Adult periodontitis is characterized by a chronic inflammatory process that brings about the destruction of the periodontium over a period of years (37, 38). Studies have shown that the LPS of P. gingivalis plays an important role in this disease (37, 38, 40). Our study demonstrated that P. gingivalis LPS induced much lower levels of the proinflammatory cytokines IL-1β, IL-6, and TNF-α than E. coli LPS, and did not mitigate TNF-α or IL-6 production following secondary stimulation of human monocytes. Interestingly, it has also been shown that P. gingivalis LPS fails to induce IL-12 and IFN-γ mRNA production from peritoneal macrophages, which may aid in the clearance of this bacterium (26). Taken together, these observations suggest that the low toxicity of P. gingivalis LPS and the pattern of proinflammatory cytokines induced after primary and secondary stimulation could contribute to the chronicity of periodontal infection. Furthermore, our findings reported in this work support the notion that TLR regulation is, in part, one of the mechanisms involved with monocytes acquiring endotoxin tolerance and suggest a novel ability of P. gingivalis LPS to circumvent the induction of hyporesponsiveness.
We gratefully appreciate the assistance of Kensuke Miyake from the Saga Medical School (Saga, Japan) and Genentech (San Francisco, CA) for supplying the necessary reagents to complete these studies.
These studies were supported by U.S. Public Health Service Grants DE08182 and DE09081 (to S.M.M.), DE10607 and DE14215 (to J.K.), and AI44936 (to S.N.V.).

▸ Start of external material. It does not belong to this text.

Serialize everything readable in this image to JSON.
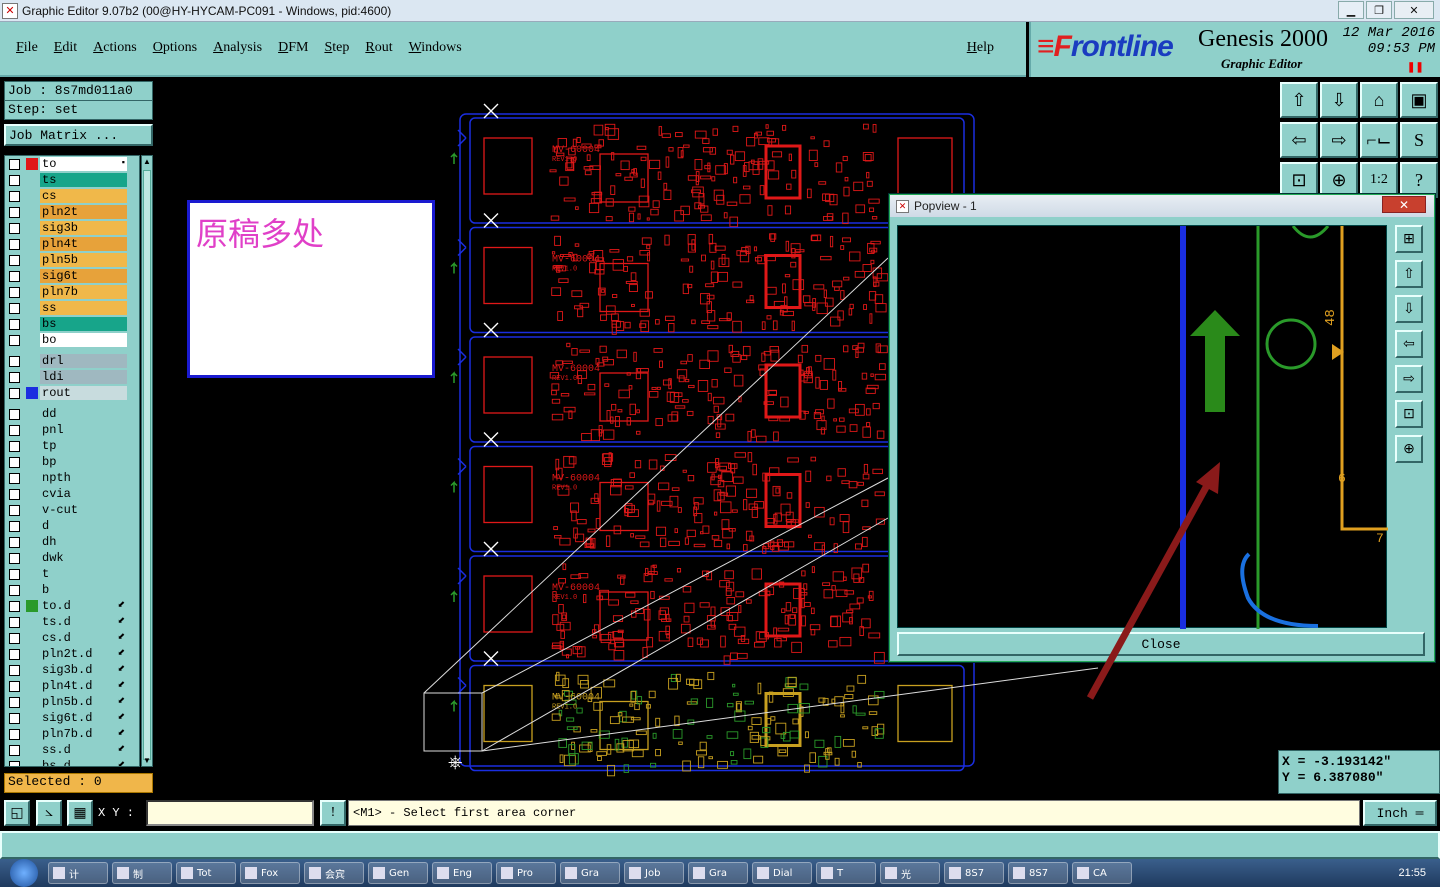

Abbreviations used in this paper: TLR, Toll-like receptor; IL-1ra, IL-1R antagonist.